The Vicious Circle of Income Inequality

Almost every culture has some variation on the saying, “rags to rags in three generations.” Whether it’s “clogs to clogs” or “rice paddy to rice paddy,” the message is essentially the same: Starting with nothing, the first generation builds a successful enterprise, which its profligate offspring then manage poorly, so that by the time the grandchildren take over, little value remains.

Much of society’s wealth is created by new enterprises, so the apparent implication of this folk wisdom is that economic inequality should be self-limiting. And for most of the early history of industrial society, it was.

But no longer. Inequality in the United States has been increasing sharply for more than four decades and shows no signs of retreat. In varying degrees, it’s been the same pattern in other countries.

The economy has been changing, and new forces are causing inequality to feed on itself.

One is that the higher incomes of top earners have been shifting consumer demand in favor of goods whose value stems from the talents of other top earners. Because the wealthy have just about every possession anyone might need, they tend to spend their extra income in pursuit of something special. And, often, what makes goods special today is that they’re produced by people or organizations whose talents can’t be duplicated easily.

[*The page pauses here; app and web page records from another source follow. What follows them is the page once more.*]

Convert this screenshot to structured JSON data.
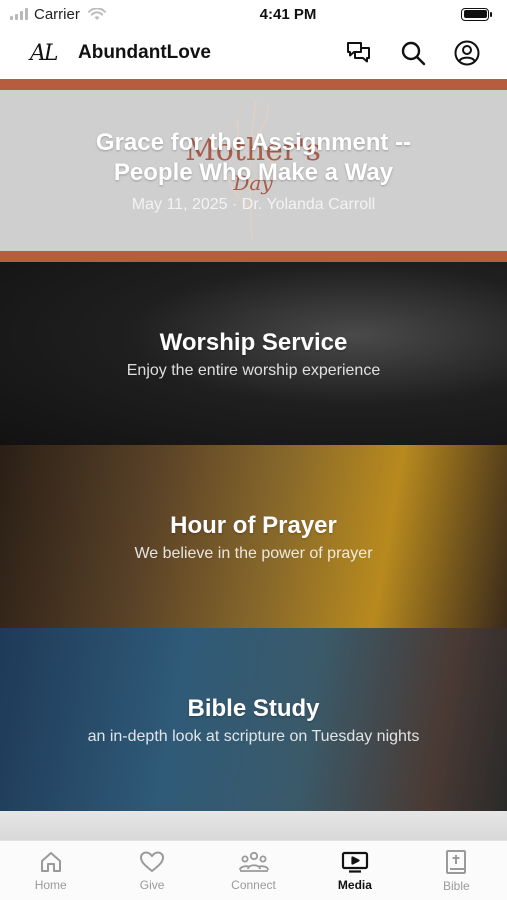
{
  "status_bar": {
    "carrier": "Carrier",
    "time": "4:41 PM"
  },
  "header": {
    "logo_text": "AL",
    "title": "AbundantLove",
    "icons": [
      "chat-icon",
      "search-icon",
      "account-icon"
    ]
  },
  "feed": {
    "featured": {
      "title": "Grace for the Assignment -- People Who Make a Way",
      "subtitle": "May 11, 2025 · Dr. Yolanda Carroll",
      "art_text_line1": "Mother's",
      "art_text_line2": "Day",
      "accent_color": "#b65d40"
    },
    "cards": [
      {
        "title": "Worship Service",
        "subtitle": "Enjoy the entire worship experience"
      },
      {
        "title": "Hour of Prayer",
        "subtitle": "We believe in the power of prayer"
      },
      {
        "title": "Bible Study",
        "subtitle": "an in-depth look at scripture on Tuesday nights"
      }
    ]
  },
  "tabs": [
    {
      "label": "Home",
      "icon": "home-icon",
      "active": false
    },
    {
      "label": "Give",
      "icon": "heart-icon",
      "active": false
    },
    {
      "label": "Connect",
      "icon": "people-icon",
      "active": false
    },
    {
      "label": "Media",
      "icon": "tv-play-icon",
      "active": true
    },
    {
      "label": "Bible",
      "icon": "bible-icon",
      "active": false
    }
  ]
}
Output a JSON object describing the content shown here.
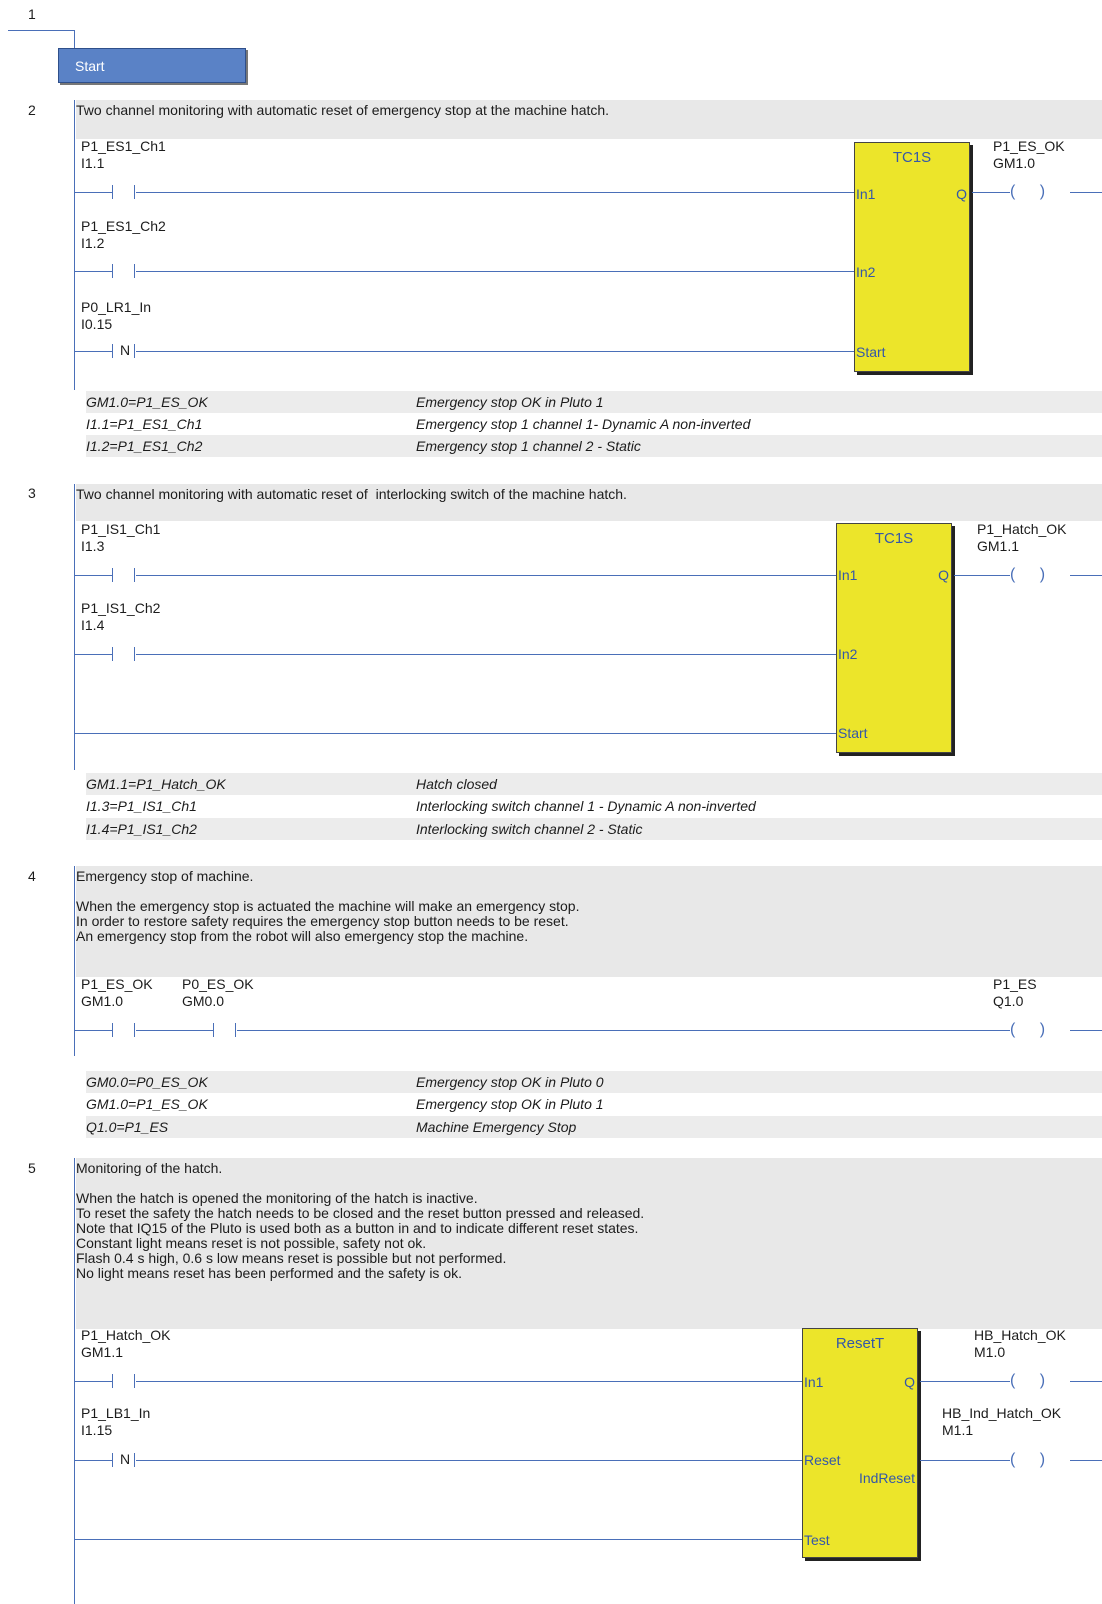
{
  "networks": [
    {
      "number": "1",
      "start_label": "Start"
    },
    {
      "number": "2",
      "comment": [
        "Two channel monitoring with automatic reset of emergency stop at the machine hatch."
      ],
      "contacts": [
        {
          "name": "P1_ES1_Ch1",
          "address": "I1.1",
          "type": ""
        },
        {
          "name": "P1_ES1_Ch2",
          "address": "I1.2",
          "type": ""
        },
        {
          "name": "P0_LR1_In",
          "address": "I0.15",
          "type": "N"
        }
      ],
      "block": {
        "title": "TC1S",
        "inputs": [
          "In1",
          "In2",
          "Start"
        ],
        "outputs": [
          "Q"
        ]
      },
      "coils": [
        {
          "name": "P1_ES_OK",
          "address": "GM1.0"
        }
      ],
      "symbols": [
        {
          "symbol": "GM1.0=P1_ES_OK",
          "comment": "Emergency stop OK in Pluto 1"
        },
        {
          "symbol": "I1.1=P1_ES1_Ch1",
          "comment": "Emergency stop 1 channel 1- Dynamic A non-inverted"
        },
        {
          "symbol": "I1.2=P1_ES1_Ch2",
          "comment": "Emergency stop 1 channel 2 - Static"
        }
      ]
    },
    {
      "number": "3",
      "comment": [
        "Two channel monitoring with automatic reset of  interlocking switch of the machine hatch."
      ],
      "contacts": [
        {
          "name": "P1_IS1_Ch1",
          "address": "I1.3",
          "type": ""
        },
        {
          "name": "P1_IS1_Ch2",
          "address": "I1.4",
          "type": ""
        }
      ],
      "block": {
        "title": "TC1S",
        "inputs": [
          "In1",
          "In2",
          "Start"
        ],
        "outputs": [
          "Q"
        ]
      },
      "coils": [
        {
          "name": "P1_Hatch_OK",
          "address": "GM1.1"
        }
      ],
      "symbols": [
        {
          "symbol": "GM1.1=P1_Hatch_OK",
          "comment": "Hatch closed"
        },
        {
          "symbol": "I1.3=P1_IS1_Ch1",
          "comment": "Interlocking switch channel 1 - Dynamic A non-inverted"
        },
        {
          "symbol": "I1.4=P1_IS1_Ch2",
          "comment": "Interlocking switch channel 2 - Static"
        }
      ]
    },
    {
      "number": "4",
      "comment": [
        "Emergency stop of machine.",
        "",
        "When the emergency stop is actuated the machine will make an emergency stop.",
        "In order to restore safety requires the emergency stop button needs to be reset.",
        "An emergency stop from the robot will also emergency stop the machine."
      ],
      "contacts": [
        {
          "name": "P1_ES_OK",
          "address": "GM1.0",
          "type": ""
        },
        {
          "name": "P0_ES_OK",
          "address": "GM0.0",
          "type": ""
        }
      ],
      "coils": [
        {
          "name": "P1_ES",
          "address": "Q1.0"
        }
      ],
      "symbols": [
        {
          "symbol": "GM0.0=P0_ES_OK",
          "comment": "Emergency stop OK in Pluto 0"
        },
        {
          "symbol": "GM1.0=P1_ES_OK",
          "comment": "Emergency stop OK in Pluto 1"
        },
        {
          "symbol": "Q1.0=P1_ES",
          "comment": "Machine Emergency Stop"
        }
      ]
    },
    {
      "number": "5",
      "comment": [
        "Monitoring of the hatch.",
        "",
        "When the hatch is opened the monitoring of the hatch is inactive.",
        "To reset the safety the hatch needs to be closed and the reset button pressed and released.",
        "Note that IQ15 of the Pluto is used both as a button in and to indicate different reset states.",
        "Constant light means reset is not possible, safety not ok.",
        "Flash 0.4 s high, 0.6 s low means reset is possible but not performed.",
        "No light means reset has been performed and the safety is ok."
      ],
      "contacts": [
        {
          "name": "P1_Hatch_OK",
          "address": "GM1.1",
          "type": ""
        },
        {
          "name": "P1_LB1_In",
          "address": "I1.15",
          "type": "N"
        }
      ],
      "block": {
        "title": "ResetT",
        "inputs": [
          "In1",
          "Reset",
          "Test"
        ],
        "outputs": [
          "Q",
          "IndReset"
        ]
      },
      "coils": [
        {
          "name": "HB_Hatch_OK",
          "address": "M1.0"
        },
        {
          "name": "HB_Ind_Hatch_OK",
          "address": "M1.1"
        }
      ]
    }
  ],
  "coil_glyph": "(   )",
  "colors": {
    "rail": "#4a6fb8",
    "block": "#ece52a",
    "start": "#5a82c6"
  }
}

Wealthy people don’t choose just any architects, artists, lawyers, plastic surgeons, heart specialists or cosmetic dentists. They seek out the best, and the most expensive, practitioners in each category. The information revolution has greatly increased their ability to find those practitioners and transact with them. So as the rich get richer, the talented people they patronize get richer, too. Their spending, in turn, increases the incomes of other elite practitioners, and so on.